## Your assignment:
Word for word, set down the entries below.

## Dataset extract:
▬▬▬

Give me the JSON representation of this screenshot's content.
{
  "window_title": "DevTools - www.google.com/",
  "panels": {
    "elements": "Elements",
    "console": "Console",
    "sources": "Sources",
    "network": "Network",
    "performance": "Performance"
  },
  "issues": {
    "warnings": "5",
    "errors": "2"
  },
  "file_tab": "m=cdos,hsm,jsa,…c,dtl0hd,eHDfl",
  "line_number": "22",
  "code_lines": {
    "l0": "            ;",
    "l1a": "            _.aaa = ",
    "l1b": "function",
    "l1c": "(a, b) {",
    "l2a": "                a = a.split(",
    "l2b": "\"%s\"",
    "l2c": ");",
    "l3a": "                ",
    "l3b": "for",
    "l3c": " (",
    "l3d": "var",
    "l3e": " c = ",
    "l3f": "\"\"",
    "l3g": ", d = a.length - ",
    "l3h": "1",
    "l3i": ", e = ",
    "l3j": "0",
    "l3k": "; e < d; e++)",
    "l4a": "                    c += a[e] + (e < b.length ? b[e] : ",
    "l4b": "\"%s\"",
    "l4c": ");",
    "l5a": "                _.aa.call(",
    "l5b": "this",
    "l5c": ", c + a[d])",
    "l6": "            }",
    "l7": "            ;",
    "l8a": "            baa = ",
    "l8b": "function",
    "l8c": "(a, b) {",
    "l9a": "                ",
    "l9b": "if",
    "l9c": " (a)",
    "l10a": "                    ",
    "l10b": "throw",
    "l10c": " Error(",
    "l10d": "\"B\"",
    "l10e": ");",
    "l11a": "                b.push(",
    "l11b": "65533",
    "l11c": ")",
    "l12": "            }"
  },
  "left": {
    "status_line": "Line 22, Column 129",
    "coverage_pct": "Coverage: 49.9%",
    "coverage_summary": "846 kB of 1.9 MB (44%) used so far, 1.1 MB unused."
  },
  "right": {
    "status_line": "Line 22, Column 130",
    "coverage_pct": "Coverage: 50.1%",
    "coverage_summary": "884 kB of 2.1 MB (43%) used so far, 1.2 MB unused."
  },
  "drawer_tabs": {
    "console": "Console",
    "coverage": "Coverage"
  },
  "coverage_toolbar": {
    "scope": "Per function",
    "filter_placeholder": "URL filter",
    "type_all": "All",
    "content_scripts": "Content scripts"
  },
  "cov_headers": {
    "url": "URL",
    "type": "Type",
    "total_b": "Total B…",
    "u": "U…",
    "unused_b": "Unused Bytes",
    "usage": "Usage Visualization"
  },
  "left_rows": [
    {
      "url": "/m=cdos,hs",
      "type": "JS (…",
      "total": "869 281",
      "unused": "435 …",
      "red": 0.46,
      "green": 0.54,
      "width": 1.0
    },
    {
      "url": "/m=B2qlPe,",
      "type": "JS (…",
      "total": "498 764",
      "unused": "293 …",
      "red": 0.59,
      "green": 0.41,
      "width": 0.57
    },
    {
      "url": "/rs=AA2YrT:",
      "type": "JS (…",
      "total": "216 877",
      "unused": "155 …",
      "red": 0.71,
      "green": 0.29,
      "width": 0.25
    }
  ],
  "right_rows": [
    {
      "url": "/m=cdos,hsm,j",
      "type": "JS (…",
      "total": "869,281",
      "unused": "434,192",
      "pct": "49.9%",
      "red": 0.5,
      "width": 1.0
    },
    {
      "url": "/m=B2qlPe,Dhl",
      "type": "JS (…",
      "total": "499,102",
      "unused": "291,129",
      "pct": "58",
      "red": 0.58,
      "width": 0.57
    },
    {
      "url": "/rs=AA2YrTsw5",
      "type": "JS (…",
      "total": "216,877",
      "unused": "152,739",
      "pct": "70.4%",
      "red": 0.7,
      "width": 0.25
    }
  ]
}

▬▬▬

## Solution below:
Give me the JSON representation of this screenshot's content.
{
  "window_title": "DevTools - www.google.com/",
  "panels": {
    "elements": "Elements",
    "console": "Console",
    "sources": "Sources",
    "network": "Network",
    "performance": "Performance"
  },
  "issues": {
    "warnings": "5",
    "errors": "2"
  },
  "file_tab": "m=cdos,hsm,jsa,…c,dtl0hd,eHDfl",
  "line_number": "22",
  "code_lines": {
    "l0": "            ;",
    "l1a": "            _.aaa = ",
    "l1b": "function",
    "l1c": "(a, b) {",
    "l2a": "                a = a.split(",
    "l2b": "\"%s\"",
    "l2c": ");",
    "l3a": "                ",
    "l3b": "for",
    "l3c": " (",
    "l3d": "var",
    "l3e": " c = ",
    "l3f": "\"\"",
    "l3g": ", d = a.length - ",
    "l3h": "1",
    "l3i": ", e = ",
    "l3j": "0",
    "l3k": "; e < d; e++)",
    "l4a": "                    c += a[e] + (e < b.length ? b[e] : ",
    "l4b": "\"%s\"",
    "l4c": ");",
    "l5a": "                _.aa.call(",
    "l5b": "this",
    "l5c": ", c + a[d])",
    "l6": "            }",
    "l7": "            ;",
    "l8a": "            baa = ",
    "l8b": "function",
    "l8c": "(a, b) {",
    "l9a": "                ",
    "l9b": "if",
    "l9c": " (a)",
    "l10a": "                    ",
    "l10b": "throw",
    "l10c": " Error(",
    "l10d": "\"B\"",
    "l10e": ");",
    "l11a": "                b.push(",
    "l11b": "65533",
    "l11c": ")",
    "l12": "            }"
  },
  "left": {
    "status_line": "Line 22, Column 129",
    "coverage_pct": "Coverage: 49.9%",
    "coverage_summary": "846 kB of 1.9 MB (44%) used so far, 1.1 MB unused."
  },
  "right": {
    "status_line": "Line 22, Column 130",
    "coverage_pct": "Coverage: 50.1%",
    "coverage_summary": "884 kB of 2.1 MB (43%) used so far, 1.2 MB unused."
  },
  "drawer_tabs": {
    "console": "Console",
    "coverage": "Coverage"
  },
  "coverage_toolbar": {
    "scope": "Per function",
    "filter_placeholder": "URL filter",
    "type_all": "All",
    "content_scripts": "Content scripts"
  },
  "cov_headers": {
    "url": "URL",
    "type": "Type",
    "total_b": "Total B…",
    "u": "U…",
    "unused_b": "Unused Bytes",
    "usage": "Usage Visualization"
  },
  "left_rows": [
    {
      "url": "/m=cdos,hs",
      "type": "JS (…",
      "total": "869 281",
      "unused": "435 …",
      "red": 0.46,
      "green": 0.54,
      "width": 1.0
    },
    {
      "url": "/m=B2qlPe,",
      "type": "JS (…",
      "total": "498 764",
      "unused": "293 …",
      "red": 0.59,
      "green": 0.41,
      "width": 0.57
    },
    {
      "url": "/rs=AA2YrT:",
      "type": "JS (…",
      "total": "216 877",
      "unused": "155 …",
      "red": 0.71,
      "green": 0.29,
      "width": 0.25
    }
  ],
  "right_rows": [
    {
      "url": "/m=cdos,hsm,j",
      "type": "JS (…",
      "total": "869,281",
      "unused": "434,192",
      "pct": "49.9%",
      "red": 0.5,
      "width": 1.0
    },
    {
      "url": "/m=B2qlPe,Dhl",
      "type": "JS (…",
      "total": "499,102",
      "unused": "291,129",
      "pct": "58",
      "red": 0.58,
      "width": 0.57
    },
    {
      "url": "/rs=AA2YrTsw5",
      "type": "JS (…",
      "total": "216,877",
      "unused": "152,739",
      "pct": "70.4%",
      "red": 0.7,
      "width": 0.25
    }
  ]
}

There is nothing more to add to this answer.